True to Their NJ Roots
With each expansion and when working through each hiccup along the way, the Skunktown team continues to remind themselves what they were up to just over six years ago. “It started with some friends sitting around the fire pit and drinking a little bit of moonshine. I had been watching the show Moonshiners and said, ‘If they can do it…’”
After many Google searches and forum research, Hyatt learned that “there weren’t many [distilleries] in the [Garden] State. At the time, [then-Governor] Christie had changed the law to reduce the distillers license [cost] and with that we collected some money and found some small-time investors.”
While 18th-century Skunktown can only be found in the past, Hoffman, Hyatt, and the distillery’s crew have plans to bring their product and brand name well into the future. Current customers and interested liquor connoisseurs can join the journey by following along on social media, by looking out for these products in local establishments, and of course by doing a on-site tasting and tour at 12 Minneakoning Road in Flemington, NJ.
“Having a product that I sell is crazy enough,” said Hyatt with a grin. “But to have the best product called by judges from around the world… It’s just little ole me [laughs]. I’m excited for the future of this company. Our community is so supportive and we’re now getting the notoriety from followers and other businesses. It keeps us fired up.”

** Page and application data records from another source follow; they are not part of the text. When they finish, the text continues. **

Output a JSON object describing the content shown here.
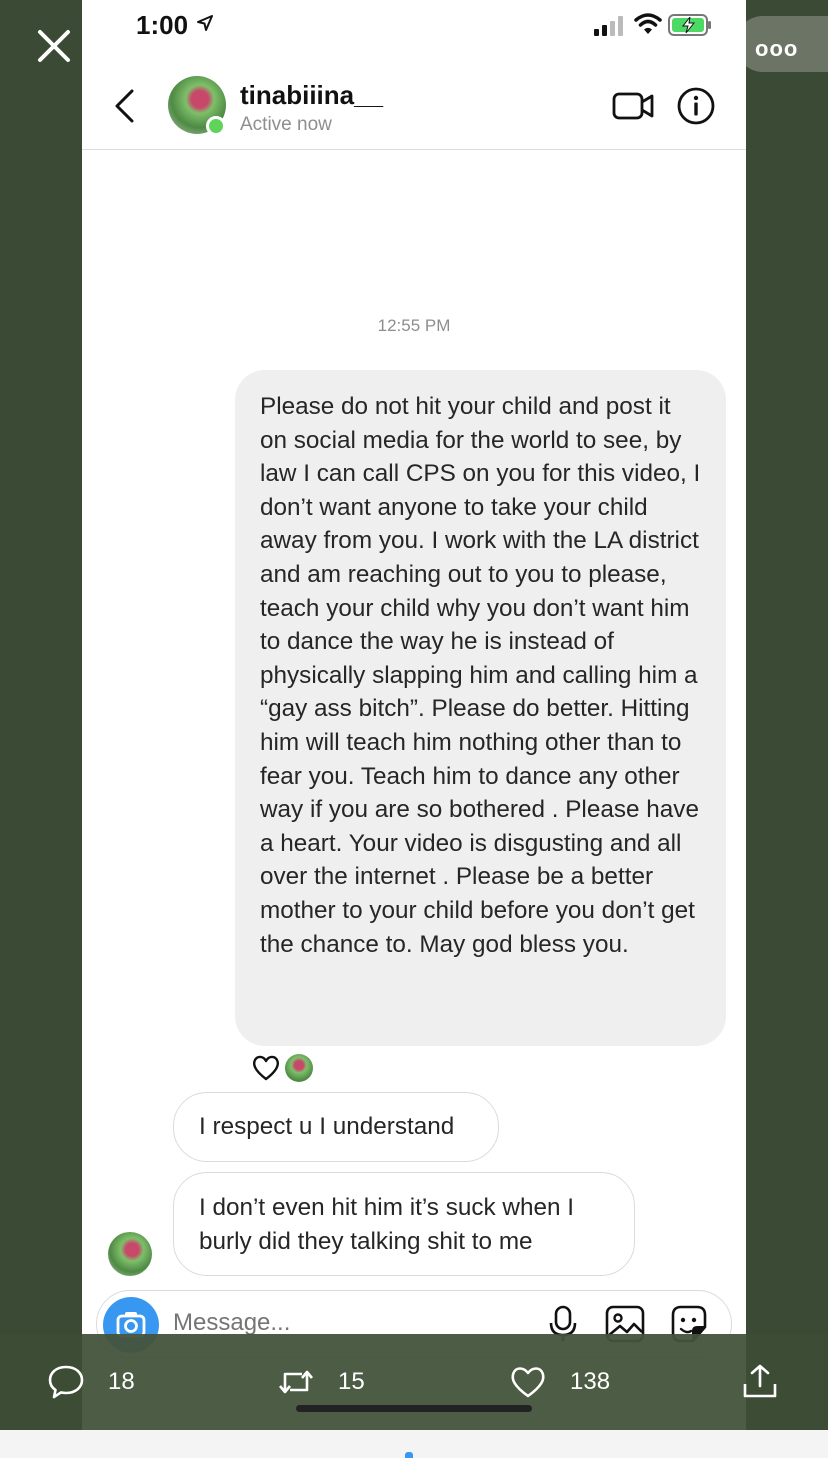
{
  "status_bar": {
    "time": "1:00"
  },
  "chat": {
    "username": "tinabiiina__",
    "presence": "Active now",
    "timestamp": "12:55 PM",
    "outgoing_message": "Please do not hit your child and post it on social media for the world to see, by law I can call CPS on you for this video, I don’t want anyone to take your child away from you. I work with the LA district and am reaching out to you to please, teach your child why you don’t want him to dance the way he is instead of physically slapping him and calling him a “gay ass bitch”. Please do better. Hitting him will teach him nothing other than to fear you. Teach him to dance any other way if you are so bothered . Please have a heart. Your video is disgusting and all over the internet . Please be a better mother to your child before you don’t get the chance to. May god bless you.",
    "incoming_messages": [
      "I respect u I understand",
      "I don’t even hit him it’s suck when I burly did they talking shit to me"
    ],
    "composer_placeholder": "Message..."
  },
  "tweet_actions": {
    "replies": "18",
    "retweets": "15",
    "likes": "138"
  },
  "colors": {
    "viewer_bg": "#3b4a34",
    "accent_blue": "#3897f0",
    "online_green": "#5fd35a",
    "bubble_gray": "#efefef"
  },
  "icons": [
    "close-icon",
    "more-icon",
    "location-arrow-icon",
    "signal-icon",
    "wifi-icon",
    "battery-charging-icon",
    "back-chevron-icon",
    "video-call-icon",
    "info-icon",
    "heart-icon",
    "camera-icon",
    "microphone-icon",
    "gallery-icon",
    "sticker-icon",
    "comment-icon",
    "retweet-icon",
    "like-icon",
    "share-icon"
  ]
}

Note: When I talked to these two, they both were experiencing some personal losses—Hoffman had recently lost a family member and Hyatt’s local colleagues lost businesses to Hurricane Ida. Both had obligations to see family members and to help clean up destroyed property. However, they both kept their interview times and were happy to talk to me. This speaks to the type of people who run Skunktown Distillery.